The problem: Count the lines in the data below that have "JSON" in them, and reply with only that number.

▼

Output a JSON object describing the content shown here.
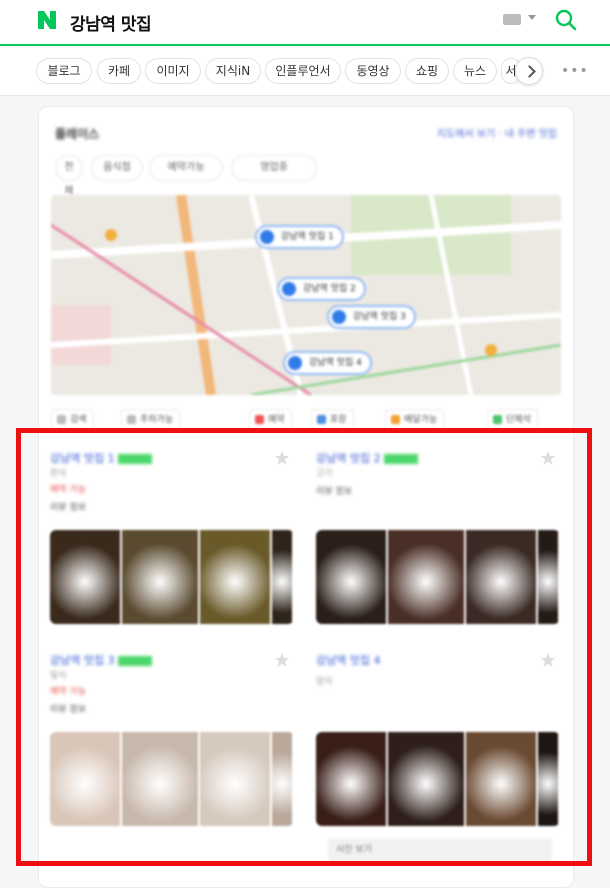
{
  "search": {
    "logo": "N",
    "query": "강남역 맛집",
    "brand_color": "#03c75a",
    "icons": [
      "keyboard-icon",
      "chevron-down-icon",
      "search-icon"
    ]
  },
  "tabs": [
    "블로그",
    "카페",
    "이미지",
    "지식iN",
    "인플루언서",
    "동영상",
    "쇼핑",
    "뉴스",
    "서"
  ],
  "place": {
    "title": "플레이스",
    "meta": "지도에서 보기 · 내 주변 맛집",
    "chips": [
      "전체",
      "음식점",
      "예약가능",
      "영업중"
    ],
    "map_pins": [
      "강남역 맛집 1",
      "강남역 맛집 2",
      "강남역 맛집 3",
      "강남역 맛집 4"
    ],
    "filters": [
      "검색",
      "주차가능",
      "예약",
      "포장",
      "배달가능",
      "단체석"
    ]
  },
  "results": [
    {
      "name": "강남역 맛집 1",
      "category": "한식",
      "promo": "예약 가능",
      "desc": "리뷰 정보",
      "photo_colors": [
        "#3a2a1c",
        "#5a4a30",
        "#6a5a2a",
        "#2e241a"
      ]
    },
    {
      "name": "강남역 맛집 2",
      "category": "고기",
      "promo": "",
      "desc": "리뷰 정보",
      "photo_colors": [
        "#2b1f19",
        "#4a2f26",
        "#3b2a24",
        "#241a16"
      ]
    },
    {
      "name": "강남역 맛집 3",
      "category": "일식",
      "promo": "예약 가능",
      "desc": "리뷰 정보",
      "photo_colors": [
        "#d9c6b8",
        "#c8b8ab",
        "#d6c9bd",
        "#b9a79a"
      ]
    },
    {
      "name": "강남역 맛집 4",
      "category": "양식",
      "promo": "",
      "desc": "리뷰 정보",
      "photo_colors": [
        "#3a1f18",
        "#2e1f1a",
        "#6a4a32",
        "#1e1612"
      ]
    }
  ],
  "result_footer": "사진 보기",
  "highlight_color": "#ee1010"
}
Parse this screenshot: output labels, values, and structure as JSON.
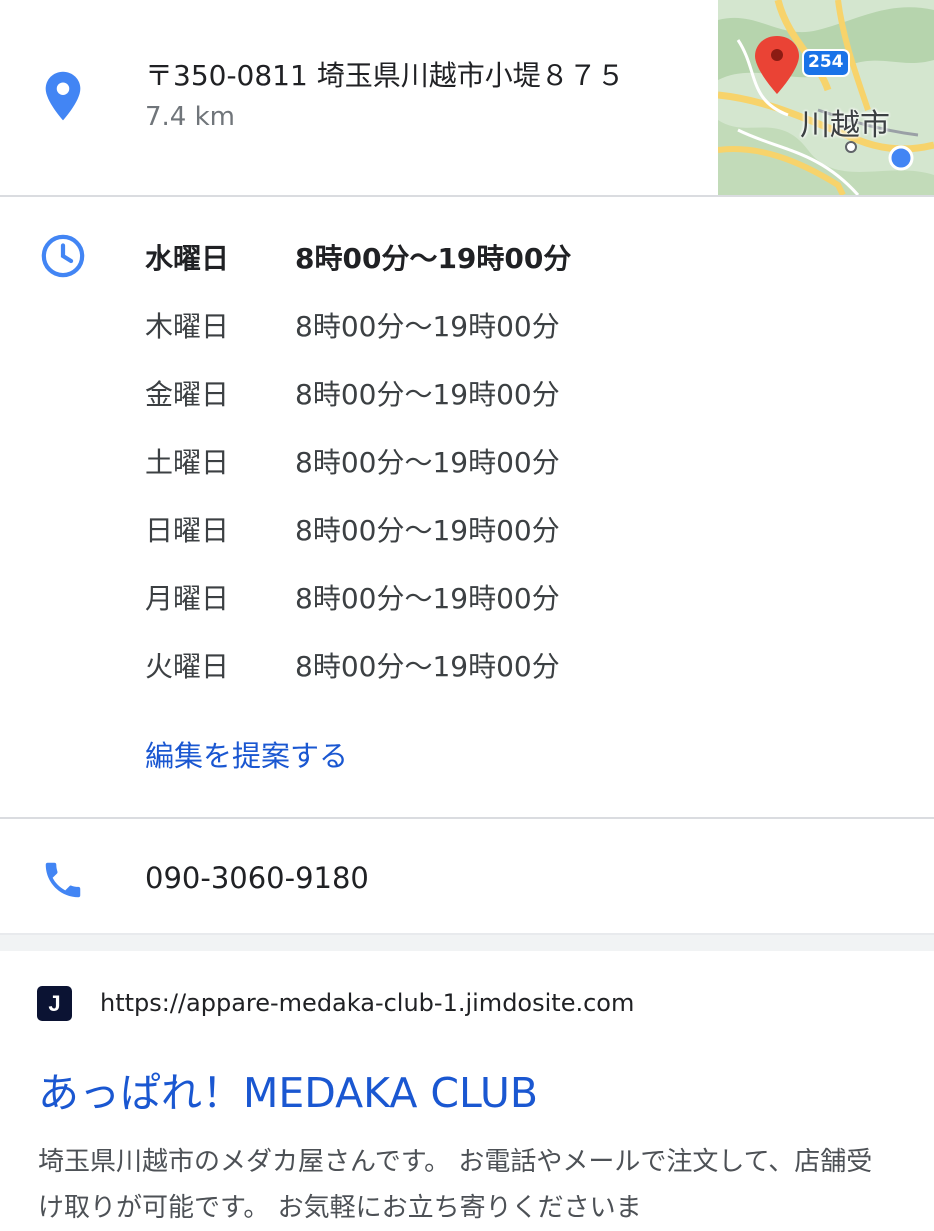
{
  "address": {
    "icon": "location-pin-icon",
    "line": "〒350-0811 埼玉県川越市小堤８７５",
    "distance": "7.4 km",
    "map": {
      "city_label": "川越市",
      "route_number": "254"
    }
  },
  "hours": {
    "icon": "clock-icon",
    "rows": [
      {
        "day": "水曜日",
        "time": "8時00分〜19時00分",
        "today": true
      },
      {
        "day": "木曜日",
        "time": "8時00分〜19時00分"
      },
      {
        "day": "金曜日",
        "time": "8時00分〜19時00分"
      },
      {
        "day": "土曜日",
        "time": "8時00分〜19時00分"
      },
      {
        "day": "日曜日",
        "time": "8時00分〜19時00分"
      },
      {
        "day": "月曜日",
        "time": "8時00分〜19時00分"
      },
      {
        "day": "火曜日",
        "time": "8時00分〜19時00分"
      }
    ],
    "suggest_edit": "編集を提案する"
  },
  "phone": {
    "icon": "phone-icon",
    "number": "090-3060-9180"
  },
  "result": {
    "favicon_letter": "J",
    "url": "https://appare-medaka-club-1.jimdosite.com",
    "title": "あっぱれ！MEDAKA CLUB",
    "snippet": "埼玉県川越市のメダカ屋さんです。 お電話やメールで注文して、店舗受け取りが可能です。 お気軽にお立ち寄りくださいま"
  },
  "colors": {
    "link": "#1a57d1",
    "icon_blue": "#4285f4",
    "pin_red": "#ea4335",
    "divider": "#dadce0"
  }
}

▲

Result: 2